I live in an apartment complex that doesn’t allow pets. (I could move, but I’d leave Pennsylvania — and my job — entirely if I did. A little move isn’t worth it to me to just have a cat.) The thought of baby goats and sheep and kittens and puppies made me happy. And the previous forty-eight hours (Tuesday and Wednesday) were unsettling; my old high school in West Virginia witnessed an armed hostage situation (which, thankfully, ended with no bloodshed) on Tuesday, and I don’t need to mention what happened near Roanoke on Wednesday. By Wednesday night, I felt the weight of psychic distress bearing down on me, and the petting zoo I was certain would be a welcome release.
Sadly, it wasn’t to be. The deejay in center field was not as exciting.
Things happen and plans fall through. Let me be clear, I’m not blaming the Nationals for this at all; the reasons were almost certainly outside their control. The best-laid plans sometimes just don’t happen. I know that.

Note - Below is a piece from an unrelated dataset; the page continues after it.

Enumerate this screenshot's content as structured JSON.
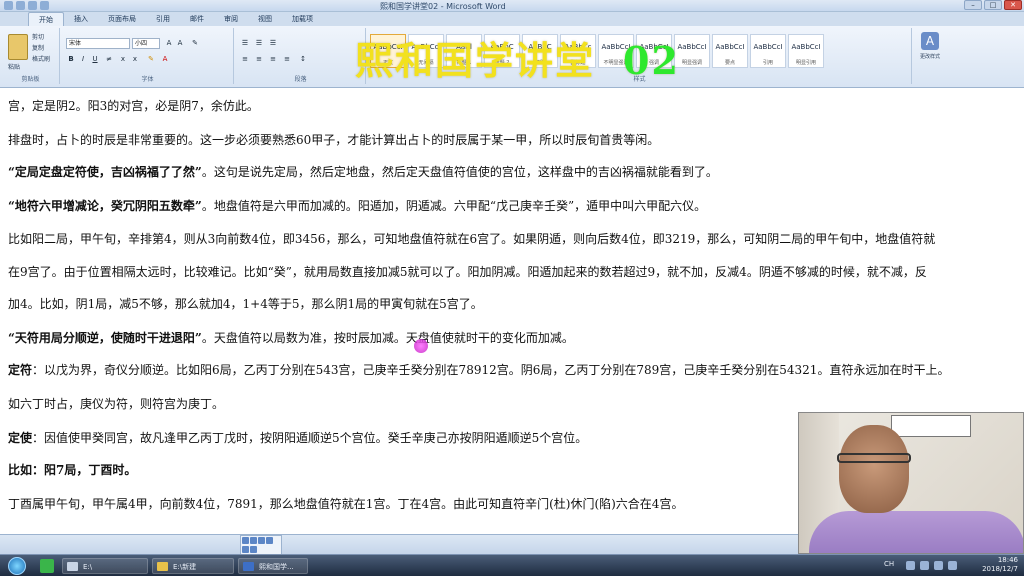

That doesn’t mean I didn’t feel crushed.
Still, there was a baseball game to enjoy — the Nationals and the San Diego Padres.
I tried the Samuel Adams Nats Anniversary IPA. I have to be honest, I wasn’t a fan. I don’t enjoy IPAs a lot. Give me a stout or a porter any day. I also had a frozen margarita tube, so by the time of first pitch I wasn’t feeling a lot of pain.
As the game started, I took notes as I do. I don’t know how to fill out a scorecard, so I have a different notetaking system that works for me, which breaks the game down pitch by pitch.
The crowd continued to arrive into the third inning, and then around the seventh inning the crowd started to leave. By the end of the game, there weren’t many people left in my section; the last people in my row left in the top of the 8th.
The game was notable for the various defensive shifts the Nationals had to make due to injury. Yunel Escobar was hit by a pitch and left the game, which shifted Anthony Rendon to third and brought in Danny Espinosa to play second. Then when Michael Taylor ran into the outfield wall and banged his knee, Taylor was replaced by Bryce Harper in center, Jayson Werth moved from left to right, Epinosa moved to left, and Trea Turner came in to play second.
The Nationals won, 4-2. Jonathan Papelbon came in for the save with a three run lead, walked the first batter, balked him to second, and gave up a ground ball single to bring in a run. Then he got the final out, and it was time for Happy Handshakes!
After that, there’s nothing to tell. A short walk to the Navy Yards Metro station, a drive from Greenbelt back to York, and then to bed.
A good day was had. It was a lovely day in the District, not too hot, not too humid. I walked a lot, and I have lovely tan lines at my ankles. I should do more days like this.